A unique group of ZnO nanostructures, owing to three types and a total of 13 fastest growth directions (<0001>, <01[see content source for equation details]0>, and <2[see content source for equation details]0>) together with a pair of polar surfaces (0001), have been synthesized such as nanowires/nanorods (NWs/NRs) , nanobelts (NBs) , nanoribbons , nanoparticles (NPs) , 3D nanoarchitectures , nanojunction arrays , nanosprings, , nanorings , and more complex nanostructures [9,10]. Moreover, nanostructured ZnO has attracted intensive research efforts due to surface effects, including surface band bending (SBB) [11,12], depletion region [13,14], physisorption/chemisorption/ionosorption and photodesorption near surfaces [15,16], defects [17-20], surface defects/states [12,14,21-23], and surface roughness [24,25]. The surface effect of ZnO nanostructures are more pronounced than that in thin film and bulk counterparts [11,26] due to the structural uniqueness and the ultrahigh surface-to- volume (S/V) ratio of ZnO nanostructures. In this regard, several efforts have been made with ZnO nanostructures for its versatile applications such as NW field-effect transistors (FETs) [24,27-31], NW-based light emitting diodes (LEDs) , gas sensors [33-35], chemical sensors [36,37], photodetectors [38-41], optical switches , second harmonics generators , solar cells [43,44], logic circuits , and biosensor . In order to develop the novel application of ZnO nanostructures utilizing the surface effect, it is very important to understand how the physical properties are affected by shrinking the dimension of ZnO. For example, the room temperature resistivity of an NW is 5-6 orders of magnitude lower than the bulk ZnO single crystal [46,48]. This enormous difference arises from the fabrication methods used to synthesize ZnO nanostructures, where approaches such as vapor transport , hydrothermal or solution-based methods [9,50,51], chemical vapor deposition [52,53], metal organic chemical vapor deposition , or epitaxial methods  induce a high concentration of structural defects such as oxygen vacancies and zinc interstitials , leading to n-type ZnO nanostructures rather than insulating ZnO films. Native defects are even more pronounced on the surface than in the core of the nanostructures , and depending on either ZnO-O or ZnO-Zn terminated facets , the surface defects bring out the upward band bending near the surface . Photoluminescence studies at low temperature or room temperature have been performed extensively in order to elucidate the origin of structural defects (as discussed later), but there is still a lack of consensus. In this chapter, initially we discuss the transport mechanism and surface-related transport properties of ZnO nanostructures, with particular interest in reports of the mobility exceeding state-of-the-art planar devices observed in ZnO NW devices . Afterward, attending to the practical applications of ZnO nanostructures, we examine recent studies on gas/chemical sensing, employing the surface effect, due to their deviation from stoichiometry, and relying on a change of conductivity via electron trapping and detrapping processes at the nanostructure surfaces, thus distinguishing between reducing and oxidizing gases as target species. Furthermore, the photoconductive properties under ultraviolet (UV) illuminations are analyzed in terms of photoconductive gain and response times, underlying the detrimental effects of the surface defects and how the ZnO nanostructures have been tailored in order to overcome such disadvantages. Finally, we summarize the emerging photovoltaic (PV) application of ZnO nanostructures. The ultrahigh S/V ratios of nanostructured devices suggest that the studies on the synthesis and PV properties of various nanostructured ZnO for dye-sensitized solar cells (DSSCs) offer great potential for high efficiency and low-cost solar-cell solutions.

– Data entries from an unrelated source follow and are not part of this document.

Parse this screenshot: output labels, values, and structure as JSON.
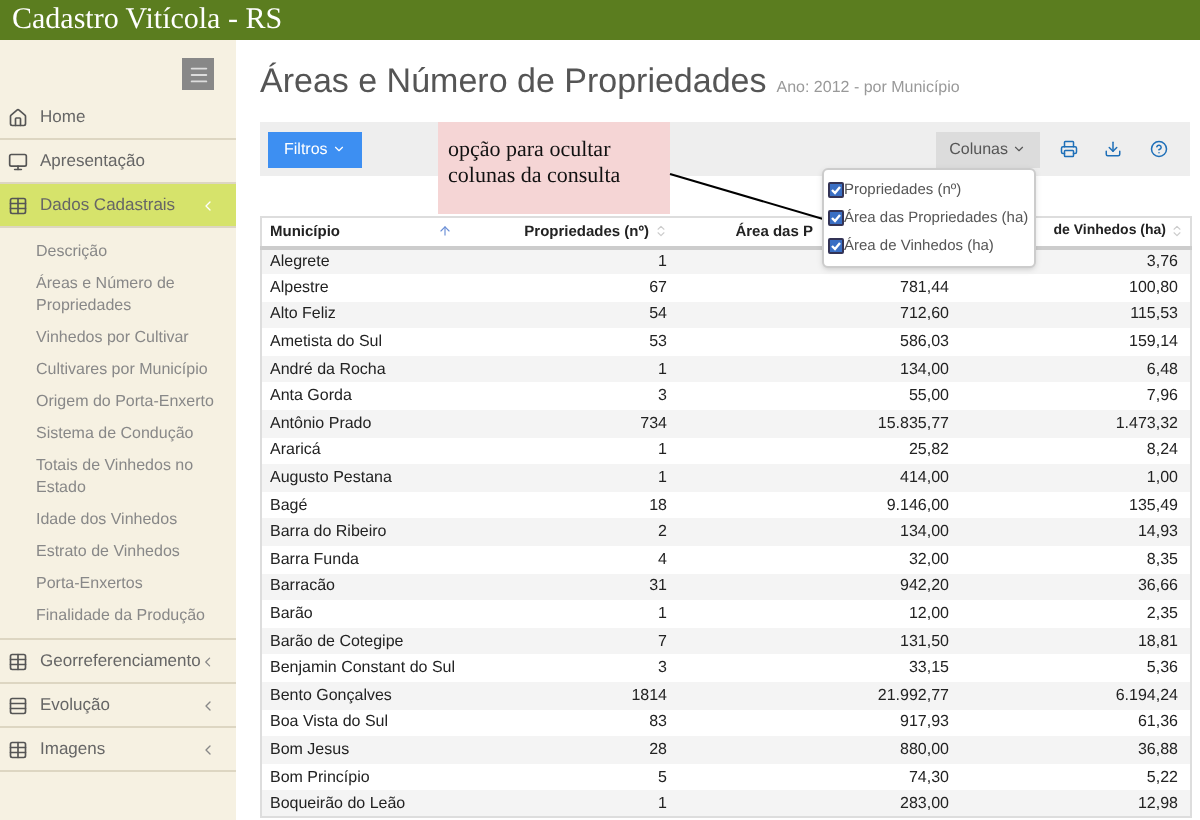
{
  "app_title": "Cadastro Vitícola - RS",
  "sidebar": {
    "items": [
      {
        "label": "Home",
        "selected": false,
        "has_children": false
      },
      {
        "label": "Apresentação",
        "selected": false,
        "has_children": false
      },
      {
        "label": "Dados Cadastrais",
        "selected": true,
        "has_children": true,
        "children": [
          {
            "label": "Descrição"
          },
          {
            "label": "Áreas e Número de Propriedades"
          },
          {
            "label": "Vinhedos por Cultivar"
          },
          {
            "label": "Cultivares por Município"
          },
          {
            "label": "Origem do Porta-Enxerto"
          },
          {
            "label": "Sistema de Condução"
          },
          {
            "label": "Totais de Vinhedos no Estado"
          },
          {
            "label": "Idade dos Vinhedos"
          },
          {
            "label": "Estrato de Vinhedos"
          },
          {
            "label": "Porta-Enxertos"
          },
          {
            "label": "Finalidade da Produção"
          }
        ]
      },
      {
        "label": "Georreferenciamento",
        "selected": false,
        "has_children": true
      },
      {
        "label": "Evolução",
        "selected": false,
        "has_children": true
      },
      {
        "label": "Imagens",
        "selected": false,
        "has_children": true
      }
    ]
  },
  "page": {
    "title": "Áreas e Número de Propriedades",
    "subtitle": "Ano: 2012 - por Município"
  },
  "toolbar": {
    "filter_button": "Filtros",
    "columns_button": "Colunas"
  },
  "annotation": "opção para ocultar colunas da consulta",
  "columns_menu": [
    {
      "label": "Propriedades (nº)",
      "checked": true
    },
    {
      "label": "Área das Propriedades (ha)",
      "checked": true
    },
    {
      "label": "Área de Vinhedos (ha)",
      "checked": true
    }
  ],
  "table": {
    "columns": [
      {
        "label": "Município",
        "sorted": true
      },
      {
        "label": "Propriedades (nº)",
        "sorted": false
      },
      {
        "label": "Área das P",
        "sorted": false
      },
      {
        "label": "de Vinhedos (ha)",
        "sorted": false
      }
    ],
    "rows": [
      [
        "Alegrete",
        "1",
        null,
        "3,76"
      ],
      [
        "Alpestre",
        "67",
        "781,44",
        "100,80"
      ],
      [
        "Alto Feliz",
        "54",
        "712,60",
        "115,53"
      ],
      [
        "Ametista do Sul",
        "53",
        "586,03",
        "159,14"
      ],
      [
        "André da Rocha",
        "1",
        "134,00",
        "6,48"
      ],
      [
        "Anta Gorda",
        "3",
        "55,00",
        "7,96"
      ],
      [
        "Antônio Prado",
        "734",
        "15.835,77",
        "1.473,32"
      ],
      [
        "Araricá",
        "1",
        "25,82",
        "8,24"
      ],
      [
        "Augusto Pestana",
        "1",
        "414,00",
        "1,00"
      ],
      [
        "Bagé",
        "18",
        "9.146,00",
        "135,49"
      ],
      [
        "Barra do Ribeiro",
        "2",
        "134,00",
        "14,93"
      ],
      [
        "Barra Funda",
        "4",
        "32,00",
        "8,35"
      ],
      [
        "Barracão",
        "31",
        "942,20",
        "36,66"
      ],
      [
        "Barão",
        "1",
        "12,00",
        "2,35"
      ],
      [
        "Barão de Cotegipe",
        "7",
        "131,50",
        "18,81"
      ],
      [
        "Benjamin Constant do Sul",
        "3",
        "33,15",
        "5,36"
      ],
      [
        "Bento Gonçalves",
        "1814",
        "21.992,77",
        "6.194,24"
      ],
      [
        "Boa Vista do Sul",
        "83",
        "917,93",
        "61,36"
      ],
      [
        "Bom Jesus",
        "28",
        "880,00",
        "36,88"
      ],
      [
        "Bom Princípio",
        "5",
        "74,30",
        "5,22"
      ],
      [
        "Boqueirão do Leão",
        "1",
        "283,00",
        "12,98"
      ]
    ]
  }
}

|Title of host publication||Handbook of Zinc Oxide and Related Materials|
|Subtitle of host publication||Volume Two, Devices and Nano-Engineering|
|Number of pages||42|
|State||Published - 1 Jan 2012|